Biskupski pointed to other communities that have their own city paid-for transit systems, including the Cache Valley Transit District in the Logan area, and Park City's bus system (St. George also operates its own SunTran service). Biskupski said Cache Valley pays about $7 million each year to operate its transit system and estimated Salt Lake City might have to pay double that to run its own.

"You will have to do an upfront heavy investment, potentially through a bond," she said. "I would definitely want to pursue a public-private partnership as well."

Mayor Ralph Becker's re-election campaign said Monday it could cost taxpayers a lot more than the numbers Biskupski was throwing out.

"If you look at what the cost of your transit agency, the overhead costs are enormous," said Matt Lyon, a spokesman for Becker's campaign. "You've got to pay for maintenance. You've got to pay for administrative, you've got to pay for H.R., you've got to pay for physical buses. There's a lot of costs that go into it."

Lyon cited a $60 million annual price tag that UTA pays for overhead costs to run its system. He said Becker would prefer to bolster the existing transit service within the city.

"For Salt Lake City, that's just not a cost we should take in. We should use the resources UTA is providing," Lyon said.

In a statement to FOX 13, UTA interim president and CEO Jerry Benson insisted it provided "a high level of transit service to Salt Lake City travelers."

"UTA operates three light rail lines, a streetcar, commuter rail, dozens of connecting bus routes, paratransit and van pools within Salt Lake City. Transit trips are free within the downtown free fare zone and residents can purchase a discounted Hive Pass through a partnership between the city and UTA," Benson wrote. "UTA has recently improved frequency on key routes and will continue to partner with Salt Lake City to make transit more convenient for travelers in the city."

Biskupski said constituents she's met on the campaign trail want improved bus service (a similar proposal was advanced in the primary by Salt Lake City Councilman Luke Garrott). She also said a city-run system has the potential to cut air pollution. If elected, Biskupski said she would not move forward with it unless it was studied and something taxpayers supported.
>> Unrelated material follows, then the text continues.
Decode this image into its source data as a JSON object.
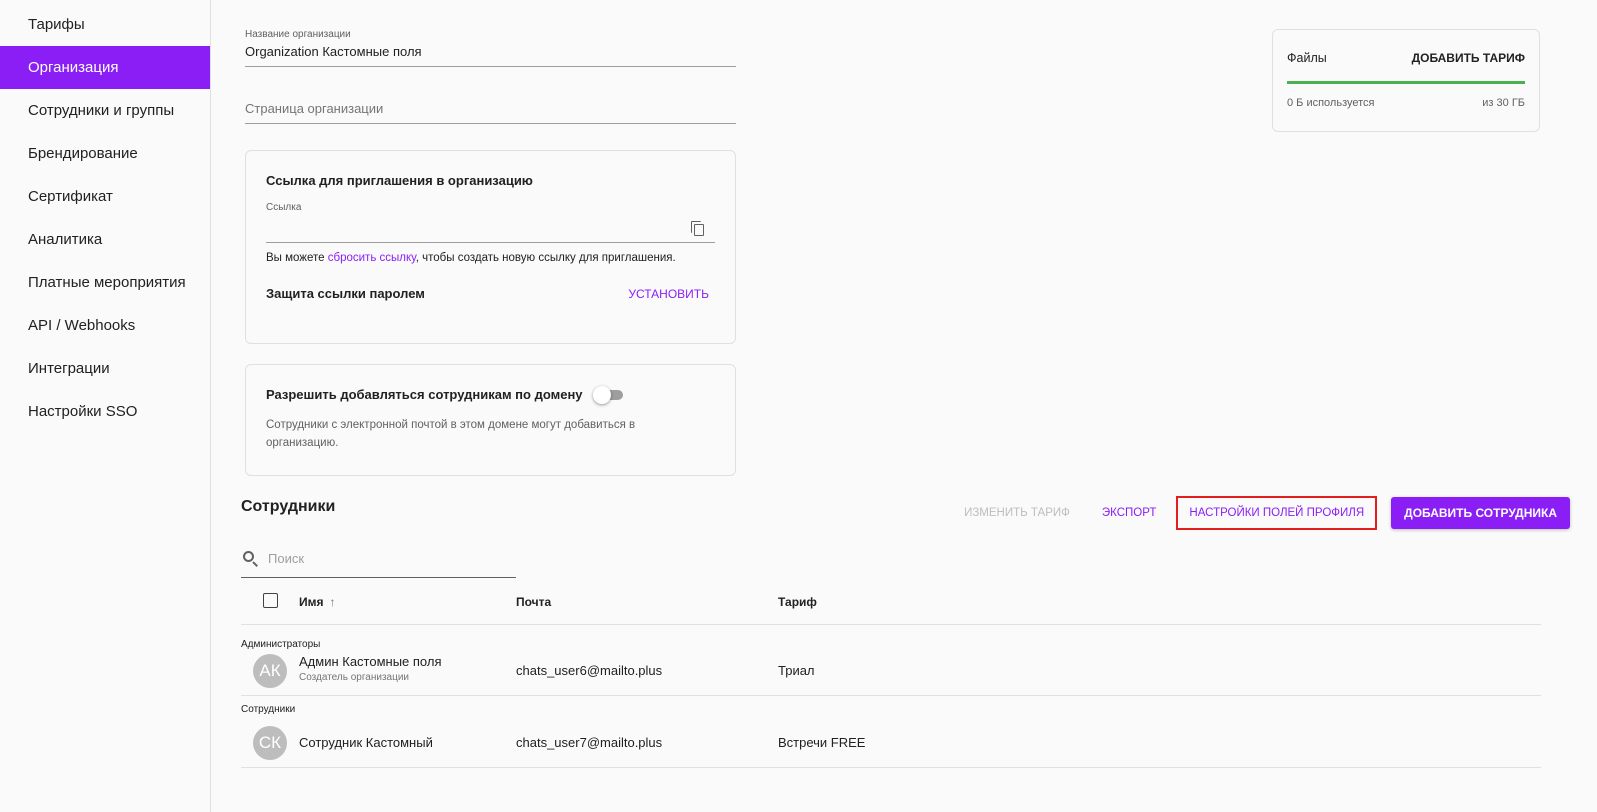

"I want to take the plan to the people and say, 'OK, here's what you said. You said you want more bus service, here's what it will cost us. Are you up for that? Here's how we get it off the ground,'" she said.